California v. Little Sisters of the Poor
Despite a 2016 victory at the U.S. Supreme Court, an Executive Order, and a new rule that protects the Little Sisters of the Poor and other non-profit religious groups from the unconstitutional HHS mandate, the Little Sisters are still in court. In November 2017, after the federal government issued their new rule protecting religious groups from the mandate, the State of California and several other states sued in federal court to take away the nuns’ hard-won religious exemption. Representing the Little Sisters, Becket appealed to the U.S. Court of Appeals for the Ninth Circuit, arguing that the states have no right to challenge the new rule. In December 2018, the Ninth Circuit allowed California to continue its fight against the Little Sisters. On January 11, 2019, Becket represented the Little Sisters in federal court in California. The district court ruled against them days later. The Little Sisters are appealing that decision.
Share this Case
More information on the history of the HHS mandate and HHS cases can be found here.
Despite Supreme Court victory and new rule, Little Sisters are still in court
In October 2017, Health & Human Services issued a new rule with an updated, broad religious exemption that finally protected religious non-profits like the Little Sisters of the Poor, a group of Catholic nuns who care for the elderly poor. In its new rule, the government admitted that it broke the law by trying to force the Little Sisters and others to provide services like the week-after-pill in their health plans that violated their religious beliefs.
But the Little Sisters are still in court. Following the new mandate announcement, the state of California sued the federal government to take away the Little Sisters’ religious exemption. California admits that it has many of its own programs to provide contraceptives to women who want them. California never filed suit over the much larger secular exemptions created by the Obama Administration for big corporations—exemptions that applied to tens of millions more people than the religious exemption. California’s own mandate does not even apply to the Little Sisters of the Poor. And California has not identified a single actual person who had contraceptive coverage but will lose it because of this new rule. Despite all this, California asked a judge to find that the Little Sisters should be forced to comply with the federal mandate (not a state mandate) or pay tens of millions of dollars of government fines.
Becket is seeing the Little Sisters through their fight
On November 21, 2017, Becket intervened on behalf of the Little Sisters of the Poor in California and Pennsylvania. Becket has argued all along that the government has many ways to provide services to women who want them as well as protect the Little Sisters. Neither the federal government nor the state governments need nuns to help them give out contraceptives.
On December 12, 2017, the Little Sisters argued in an Oakland, California district court for their right to participate in the case and receive protection from government fines. On December 29, 2017, the court granted their motion to intervene in the case. In January 2018, the Little Sisters appealed to the Ninth Circuit to overturn a federal judge’s decision to invalidate the new HHS rule protecting the Sisters. Becket’s brief, filed in April 2018, explained why the states have no right to challenge this regulation, and why the new regulation is required by law and the 2016 Supreme Court order in Zubik v. Burwell.

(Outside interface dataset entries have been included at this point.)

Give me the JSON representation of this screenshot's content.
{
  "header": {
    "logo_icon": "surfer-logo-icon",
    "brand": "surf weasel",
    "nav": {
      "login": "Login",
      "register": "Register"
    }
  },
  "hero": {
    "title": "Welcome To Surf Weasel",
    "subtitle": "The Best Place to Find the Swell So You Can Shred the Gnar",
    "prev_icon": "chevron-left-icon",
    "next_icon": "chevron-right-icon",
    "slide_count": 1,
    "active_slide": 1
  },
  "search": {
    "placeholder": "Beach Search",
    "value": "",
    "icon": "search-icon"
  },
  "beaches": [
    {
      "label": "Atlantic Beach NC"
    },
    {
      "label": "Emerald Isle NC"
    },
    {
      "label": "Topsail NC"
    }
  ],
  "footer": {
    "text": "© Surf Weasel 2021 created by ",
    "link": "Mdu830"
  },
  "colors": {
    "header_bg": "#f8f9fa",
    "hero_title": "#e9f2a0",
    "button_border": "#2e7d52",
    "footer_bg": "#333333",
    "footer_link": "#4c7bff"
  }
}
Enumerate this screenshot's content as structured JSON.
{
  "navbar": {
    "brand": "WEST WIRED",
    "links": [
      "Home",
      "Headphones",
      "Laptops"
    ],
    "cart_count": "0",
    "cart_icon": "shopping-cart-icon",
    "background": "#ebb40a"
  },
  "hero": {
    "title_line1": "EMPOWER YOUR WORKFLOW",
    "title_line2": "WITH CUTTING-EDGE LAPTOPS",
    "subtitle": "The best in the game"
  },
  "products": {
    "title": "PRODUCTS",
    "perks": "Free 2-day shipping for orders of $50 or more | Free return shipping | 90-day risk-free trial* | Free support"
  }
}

Ninth Circuit gives CA the go-ahead to continue its fight against the Little Sisters
Oral argument took place on October 19, 2018. On November 7, 2018 the government issued a new rule finalizing its exemption protecting religious ministries. On December 13, 2018, the Ninth Circuit ruled against HHS’s interim exemption and allowed California to continue its fight against the Little Sisters. The Ninth Circuit ruling did not address the final HHS rules.
On January 11, 2019, Becket represented the Little Sisters at oral argument in federal court in Oakland, California to defend their religious exemption from the HHS mandate. On January 14, 2019, the court ruled against them – a decision which the Little Sisters immediately appealed.
Importance to religious liberty
- HHS Mandate cases: Winning the HHS mandate cases sets an important precedent, confirming that federal agencies cannot unnecessarily force religious people to violate their beliefs in order to further a government goal.
- Religious communities: Religious communities have the right to organize and operate according to their beliefs without fear of government interference.
- Individual freedom: Religious individuals and organizations are free to follow their faith in all aspects of their lives, including in the workplace and not just in houses of worship.